Guelph professor studies stream restoration.
Adam Gibson, a master’s student in geography, films fish behaviour in Fletchers Creek to help study the amount and quality of overwinter habitat in small streams. Photo: Jaclyn Cockburn

You’ve probably never heard of a redside dace before and you might never see one if it becomes extinct. That’s because the habitat of this endangered species, a member of the minnow family, is being degraded by agricultural and urban development in southern Ontario.

March 22 is World Water Day, an international observance and an opportunity to learn more about water related issues, be inspired to tell others and take action to make a difference.

Geography professor Jaclyn Cockburn and her students are working with U of G grad Paul Villard, adjunct professor and director of GEO Morphix, an environmental consulting company, to find out what makes a healthy habitat for the redside dace and how to integrate these features in stream restoration projects in the Greater Toronto Area.

“If we’re doing all this stream restoration for this specific species, are we being successful in terms of seeing that species coming back?” says Cockburn.

Redside dace have different habitat requirements, depending on the season. In winter, they need slow-moving water that provides shelter from predators. When the fish spawn in the spring, they need fast-moving shallow water to lay their eggs in the nests of creek chub, another minnow species, which offer protection. In summer, redside dace need cool water that’s shaded from the sun by vegetation or overhanging banks. Plants also help prevent erosion.

As visual hunters, the fish also need clear water to see their prey, such as insects, which they catch by jumping out of the water. If the stream is connected to a stormwater management system, it might experience increased turbidity (cloudiness) during heavy rainfall as the runoff carries sediment into the stream. “If there’s too much turbidity, that reduces their ability to hunt, which would then impact their overall health,” says Cockburn. Sediment can also settle on the stream bed, making it shallower.

The researchers are conducting field studies where they measure the depth, slope, speed and temperature of streams along with recording videos of fish populations that live there. A flow modelling program determines the best design elements for the stream restoration, such as the number of bends and the right mix of gravel and small rocks for the stream bed.

Stream restoration might involve “undoing some of the damage that was done during agricultural land use,” she says. “Sometimes restoration is focused on mitigating or counteracting the damage associated with present urban development.”

Some stream restoration projects are more challenging than others.
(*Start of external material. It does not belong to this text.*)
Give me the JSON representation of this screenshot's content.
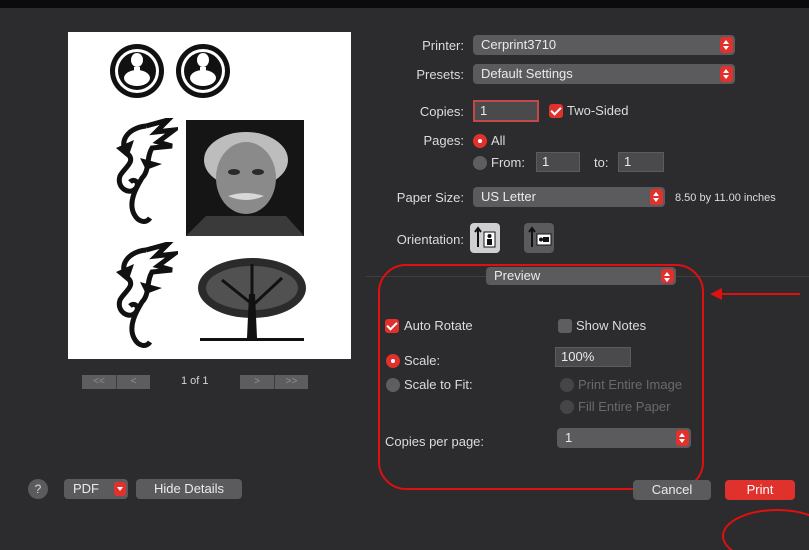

Highland Creek in Toronto, for example, runs through a well-established neighbourhood with properties butting against the creek. “The types of stream restoration we can do there are somewhat limited,” says Cockburn. “What can you do in that space that’s going to be best for that stream and also best for the neighbouring land uses around that?” Undeveloped land offers more opportunities to rehabilitate streams before residential and commercial construction begins.

Ideally, streams should be rehabilitated from start to finish, not in sections, she adds, because problems that aren’t addressed upstream can create a chain reaction of effects downstream. “Those one-off fixes don’t necessarily fix anything and they can sometimes lead to more problems.”